This article previously indicated that Michael Rectenwald, an adjunct professor in the Liberal Studies program at NYU who came to prominence with his Deplorable NYU Prof Twitter account, would be placed on the LS tenure track. This was erroneously reported. There are no tenured positions for faculty in the Liberal Studies program; Rectenwald was simply receiving a promotion to full-time professorship. We regret the error. —Alex Bazeley, Editor-in-Chief
Michael Rectenwald, also known as @antipcnyuprof, received full-time professorship after previously telling WSN that he feared the paid leave would affect his promotion. He formerly called himself “Deplorable NYU Prof” on Twitter, but he recently changed it to “Contemptible Prof.”
Deputy Director for Media Relations James Devitt said that this process has been underway for some months, and he was one of 18 professors who also received a promotion.
“He received an expected promotion to the rank of clinical professor in accordance with our regular procedures,” Devitt said. “It is customary for such promotions to go forward even when a faculty member requests and chooses to take leave, as is the case here.”
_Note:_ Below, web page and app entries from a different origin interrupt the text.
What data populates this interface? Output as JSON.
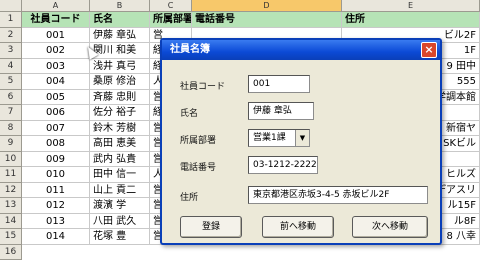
{
  "spreadsheet": {
    "columns": [
      "A",
      "B",
      "C",
      "D",
      "E"
    ],
    "rows": [
      "1",
      "2",
      "3",
      "4",
      "5",
      "6",
      "7",
      "8",
      "9",
      "10",
      "11",
      "12",
      "13",
      "14",
      "15",
      "16"
    ],
    "headers": {
      "a": "社員コード",
      "b": "氏名",
      "c": "所属部署",
      "d": "電話番号",
      "e": "住所"
    },
    "data": [
      {
        "a": "001",
        "b": "伊藤 章弘",
        "c": "営",
        "d": "",
        "e": "ビル2F"
      },
      {
        "a": "002",
        "b": "関川 和美",
        "c": "経",
        "d": "",
        "e": "1F"
      },
      {
        "a": "003",
        "b": "浅井 真弓",
        "c": "経",
        "d": "",
        "e": "9 田中"
      },
      {
        "a": "004",
        "b": "桑原 修治",
        "c": "人",
        "d": "",
        "e": "555"
      },
      {
        "a": "005",
        "b": "斉藤 忠則",
        "c": "営",
        "d": "",
        "e": "学調本館"
      },
      {
        "a": "006",
        "b": "佐分 裕子",
        "c": "経",
        "d": "",
        "e": ""
      },
      {
        "a": "007",
        "b": "鈴木 芳樹",
        "c": "営",
        "d": "",
        "e": "新宿ヤ"
      },
      {
        "a": "008",
        "b": "高田 恵美",
        "c": "営",
        "d": "",
        "e": "SKビル"
      },
      {
        "a": "009",
        "b": "武内 弘貴",
        "c": "営",
        "d": "",
        "e": ""
      },
      {
        "a": "010",
        "b": "田中 信一",
        "c": "人",
        "d": "",
        "e": "ヒルズ"
      },
      {
        "a": "011",
        "b": "山上 貢二",
        "c": "営",
        "d": "",
        "e": "デアスリ"
      },
      {
        "a": "012",
        "b": "渡濱 学",
        "c": "営",
        "d": "",
        "e": "ル15F"
      },
      {
        "a": "013",
        "b": "八田 武久",
        "c": "営",
        "d": "",
        "e": "ル8F"
      },
      {
        "a": "014",
        "b": "花塚 豊",
        "c": "営",
        "d": "",
        "e": "8 八幸"
      }
    ]
  },
  "dialog": {
    "title": "社員名簿",
    "close_label": "×",
    "labels": {
      "code": "社員コード",
      "name": "氏名",
      "dept": "所属部署",
      "phone": "電話番号",
      "address": "住所"
    },
    "values": {
      "code": "001",
      "name": "伊藤 章弘",
      "dept": "営業1課",
      "phone": "03-1212-2222",
      "address": "東京都港区赤坂3-4-5 赤坂ビル2F"
    },
    "buttons": {
      "register": "登録",
      "prev": "前へ移動",
      "next": "次へ移動"
    }
  },
  "icons": {
    "combo_arrow": "chevron-down-icon",
    "close": "close-icon"
  }
}
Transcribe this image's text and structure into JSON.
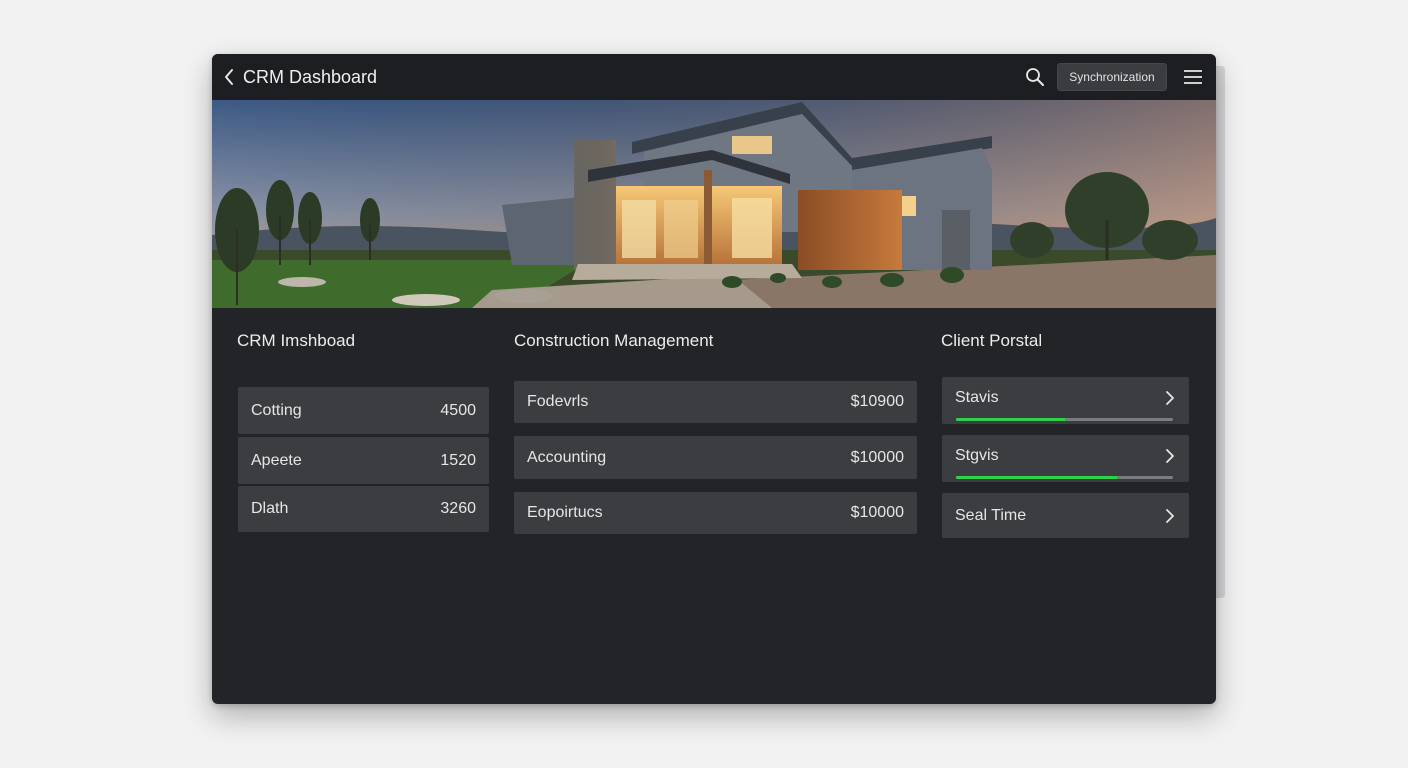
{
  "header": {
    "title": "CRM Dashboard",
    "sync_label": "Synchronization",
    "icons": [
      "back-chevron-icon",
      "search-icon",
      "hamburger-menu-icon"
    ]
  },
  "colors": {
    "window_bg": "#222428",
    "titlebar_bg": "#1c1e22",
    "row_bg": "#3b3d41",
    "progress_fill": "#2ed24a",
    "progress_track": "#7a7c80"
  },
  "columns": {
    "crm": {
      "title": "CRM Imshboad",
      "rows": [
        {
          "label": "Cotting",
          "value": "4500"
        },
        {
          "label": "Apeete",
          "value": "1520"
        },
        {
          "label": "Dlath",
          "value": "3260"
        }
      ]
    },
    "construction": {
      "title": "Construction Management",
      "rows": [
        {
          "label": "Fodevrls",
          "value": "$10900"
        },
        {
          "label": "Accounting",
          "value": "$10000"
        },
        {
          "label": "Eopoirtucs",
          "value": "$10000"
        }
      ]
    },
    "client": {
      "title": "Client Porstal",
      "rows": [
        {
          "label": "Stavis",
          "progress": 0.5
        },
        {
          "label": "Stgvis",
          "progress": 0.74
        },
        {
          "label": "Seal Time"
        }
      ]
    }
  }
}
He also said that now nearly 20 faculty in the Liberal Studies department — including Rectenwald — hold this position.
WSN reached out to all the clinical and assistant clinical professors in the department, and many of them declined to comment or did not respond — stating they did not have tenure and therefore did not have the job security to do so. Others opted to only comment on academic freedom and its relationship with freedom of speech.
“I simply fail to see how maintaining safe spaces and offering trigger warnings compromises academic freedom,” one LS professor said in an email, who spoke on condition of anonymity. “If there is a threat to academic freedom, it’s the [presidential] administration we just elected and the views it has already expressed about higher education and the free press.”
Only LS clinical professor Patricio Navia responded on the record, and Navia said that he and Rectenwald have been colleagues for many years but are not close friends due to their different research interests and subsequent limited contact. However, he said he believes that people have the right to express their views.
“Freedom of expression is important and must be protected,” Navia said. “In fact, freedom of expression protection only matters when people have controversial things to say. Nobody would invoke freedom of expression protection when they only say nice things about everyone. Freedom of expression matters when others might feel offended by what you have to say.”
Navia said that in conversation, people can make an effort to word things nicely; however he said that with Twitter’s emphasis on brevity, that sometimes is not possible.
“In 140 characters, the need to be brief often leads to writing things in a way that others feel offended,” Navia said. “Our Twitter feed is not a part of our academic record yet. I am glad NYU does not take our political views into account when deciding on promotion.”
Navia expressed similar viewpoints to Rectenwald’s regarding safe spaces and trigger warnings — Navia said that speaking about safe spaces is not safe for him.
“For people who want safe spaces, Twitter is not the best fit, just as a steakhouse is not the best fit for vegans,” Navia said. “So, if you want safe spaces, just block people on Twitter. But if you learn how to use Twitter, you might even end up running for president.”
He thinks that if universities are designed to prepare people for the real world, safe spaces cannot be guaranteed to students in all circumstances, especially on platforms not controlled by NYU.
Email Diamond Naga Siu at [email protected]